Biology department creates 6-7 MEng with EECS, new GIR classes

Biology department creates 6-7 MEng with EECS, new GIR classes

At the April faculty meeting on Wednesday afternoon, members of the faculty voted unanimously to introduce two new expansions to MIT’s biology program.

The first motion created a new Master of Engineering (MEng) Degree in Computer Science and Molecular Biology (Course 6-7). Professor Freeman said that by allowing 6-7 students continue their studies at a graduate level, the new degree would open up both professional and academic opportunities for those pursuing a career in the burgeoning intersection of the two disciplines.
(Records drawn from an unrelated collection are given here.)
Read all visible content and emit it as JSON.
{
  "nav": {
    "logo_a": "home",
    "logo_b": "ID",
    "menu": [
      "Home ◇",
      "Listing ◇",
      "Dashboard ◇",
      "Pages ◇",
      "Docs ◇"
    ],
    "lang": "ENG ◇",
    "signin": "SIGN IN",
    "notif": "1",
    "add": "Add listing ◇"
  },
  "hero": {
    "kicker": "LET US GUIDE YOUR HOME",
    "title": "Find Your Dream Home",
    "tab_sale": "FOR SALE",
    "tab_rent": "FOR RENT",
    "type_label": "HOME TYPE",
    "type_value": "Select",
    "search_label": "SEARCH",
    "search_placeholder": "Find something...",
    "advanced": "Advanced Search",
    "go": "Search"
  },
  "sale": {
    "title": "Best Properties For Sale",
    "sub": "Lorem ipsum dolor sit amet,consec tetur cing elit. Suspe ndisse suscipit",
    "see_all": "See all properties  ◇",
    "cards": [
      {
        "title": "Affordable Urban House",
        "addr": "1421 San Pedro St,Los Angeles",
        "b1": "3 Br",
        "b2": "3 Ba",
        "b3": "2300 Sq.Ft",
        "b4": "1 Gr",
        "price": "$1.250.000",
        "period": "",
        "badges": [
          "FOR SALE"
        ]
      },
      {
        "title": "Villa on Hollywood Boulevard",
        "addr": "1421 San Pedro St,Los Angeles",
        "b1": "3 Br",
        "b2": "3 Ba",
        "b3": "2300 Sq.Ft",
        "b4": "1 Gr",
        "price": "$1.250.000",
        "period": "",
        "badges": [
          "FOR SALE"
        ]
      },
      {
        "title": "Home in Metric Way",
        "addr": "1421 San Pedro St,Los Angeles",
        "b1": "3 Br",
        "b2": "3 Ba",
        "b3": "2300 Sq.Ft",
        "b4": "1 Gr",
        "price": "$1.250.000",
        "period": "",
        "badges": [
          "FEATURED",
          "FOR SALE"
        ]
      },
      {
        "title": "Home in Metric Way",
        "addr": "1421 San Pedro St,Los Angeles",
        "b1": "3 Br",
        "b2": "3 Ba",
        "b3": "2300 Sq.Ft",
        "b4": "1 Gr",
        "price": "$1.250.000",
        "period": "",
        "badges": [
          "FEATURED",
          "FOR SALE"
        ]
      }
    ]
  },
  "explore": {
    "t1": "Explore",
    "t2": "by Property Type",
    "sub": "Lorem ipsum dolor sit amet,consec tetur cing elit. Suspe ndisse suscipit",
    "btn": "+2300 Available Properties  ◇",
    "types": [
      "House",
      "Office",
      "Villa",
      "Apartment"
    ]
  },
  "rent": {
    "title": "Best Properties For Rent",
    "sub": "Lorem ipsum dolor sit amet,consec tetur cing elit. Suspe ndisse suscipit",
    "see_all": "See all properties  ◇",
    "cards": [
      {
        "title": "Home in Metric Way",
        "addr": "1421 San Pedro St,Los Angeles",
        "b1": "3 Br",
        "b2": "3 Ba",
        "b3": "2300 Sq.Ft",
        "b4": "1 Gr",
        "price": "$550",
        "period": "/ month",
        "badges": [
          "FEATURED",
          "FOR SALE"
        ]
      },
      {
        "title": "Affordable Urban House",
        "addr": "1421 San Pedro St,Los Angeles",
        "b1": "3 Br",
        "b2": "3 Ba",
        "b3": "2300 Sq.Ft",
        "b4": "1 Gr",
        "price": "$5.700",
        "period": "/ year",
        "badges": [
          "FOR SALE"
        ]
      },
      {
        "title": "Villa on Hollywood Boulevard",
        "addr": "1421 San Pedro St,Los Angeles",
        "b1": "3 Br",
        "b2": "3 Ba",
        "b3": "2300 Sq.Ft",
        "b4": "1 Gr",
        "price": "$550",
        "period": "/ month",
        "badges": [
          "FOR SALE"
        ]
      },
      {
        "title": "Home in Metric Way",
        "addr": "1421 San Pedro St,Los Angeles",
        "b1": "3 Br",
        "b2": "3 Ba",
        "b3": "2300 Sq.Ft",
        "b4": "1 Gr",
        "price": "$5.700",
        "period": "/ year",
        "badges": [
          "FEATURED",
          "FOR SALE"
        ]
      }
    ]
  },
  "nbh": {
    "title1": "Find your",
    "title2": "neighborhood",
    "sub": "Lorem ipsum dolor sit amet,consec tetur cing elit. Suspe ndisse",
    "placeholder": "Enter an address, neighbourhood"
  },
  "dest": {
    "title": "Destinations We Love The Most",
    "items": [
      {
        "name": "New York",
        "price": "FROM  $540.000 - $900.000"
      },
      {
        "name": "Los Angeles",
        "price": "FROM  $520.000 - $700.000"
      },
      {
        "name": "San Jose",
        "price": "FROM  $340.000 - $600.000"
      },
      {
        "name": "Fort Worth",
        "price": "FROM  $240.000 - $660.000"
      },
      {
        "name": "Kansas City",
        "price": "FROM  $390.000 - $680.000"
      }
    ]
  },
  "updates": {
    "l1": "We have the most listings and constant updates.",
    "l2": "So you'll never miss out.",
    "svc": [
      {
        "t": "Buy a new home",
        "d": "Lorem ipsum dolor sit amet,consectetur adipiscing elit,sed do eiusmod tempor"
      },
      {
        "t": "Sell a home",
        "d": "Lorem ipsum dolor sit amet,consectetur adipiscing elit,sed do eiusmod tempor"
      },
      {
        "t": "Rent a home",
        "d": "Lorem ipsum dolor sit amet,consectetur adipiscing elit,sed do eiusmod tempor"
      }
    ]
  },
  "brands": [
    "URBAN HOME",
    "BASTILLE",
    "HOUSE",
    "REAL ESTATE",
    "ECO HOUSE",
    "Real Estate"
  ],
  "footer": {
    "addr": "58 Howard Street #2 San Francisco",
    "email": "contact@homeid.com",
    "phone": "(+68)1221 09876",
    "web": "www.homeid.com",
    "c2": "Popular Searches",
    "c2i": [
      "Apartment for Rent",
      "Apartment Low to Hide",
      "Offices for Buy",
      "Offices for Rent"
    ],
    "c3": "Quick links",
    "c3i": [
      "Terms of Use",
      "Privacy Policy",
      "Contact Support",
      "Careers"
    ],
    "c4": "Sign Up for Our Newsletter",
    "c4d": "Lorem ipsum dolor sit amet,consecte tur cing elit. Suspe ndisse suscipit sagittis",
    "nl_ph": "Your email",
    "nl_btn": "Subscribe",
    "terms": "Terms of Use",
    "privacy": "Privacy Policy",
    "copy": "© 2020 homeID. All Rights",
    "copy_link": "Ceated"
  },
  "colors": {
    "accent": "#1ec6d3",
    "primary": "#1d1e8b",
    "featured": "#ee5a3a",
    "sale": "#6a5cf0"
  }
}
MIT currently offers MEng degrees in Biomedical Engineering, Civil and Environmental Engineering, Electrical Engineering and Computer Science (EECS), Logistics (from the Engineering Systems Division), and Manufacturing (from the Department of Mechanical Engineering). The MEng program in EECS is by far the most popular, with over half of the graduating class of EECS seniors every year entering the program and successfully completing it, according to the EECS website.

The second motion adds the new classes 7.015 and 7.016 as options for satisfying the biology GIR requirement in the Fall in addition to the current 7.012 course. 7.015 is meant to be the biology department’s version of 5.112 (Introductory Chemistry) and 8.012 (Physics I) — a more advanced introductory course for students with strong biology backgrounds in high school. 7.016 will focus on biochemistry alongside the basics of the biology curriculum. The other two flavors of Introductory Biology, 7.013 and 7.014, will still be offered only in the Spring.

All five Introductory Biology classes (7.012, 7.013, 7.014, 7.015, and 7.016) share a core biology curriculum that makes up about half of each course’s syllabus. The other half in each course is class-specific. MIT’s subject listing currently describes 7.012 as focusing more on genetic approaches to biology, 7.013 as focusing on neurobiology and development, and 7.014 as focusing on ecology and biogeochemical cycles.

Part of the reason 7.015 and 7.016 are being introduced is to alleviate the pressure on the popular 7.012 class, which had 835 students in the fall of 2012. For reference, at the end of Spring 2012, there were 322 students in 7.013 and 132 students in 7.014, according to the reported number of students eligible to respond to the online subject evaluations for each course.

Leon Lin contributed reporting.

—Stan Gill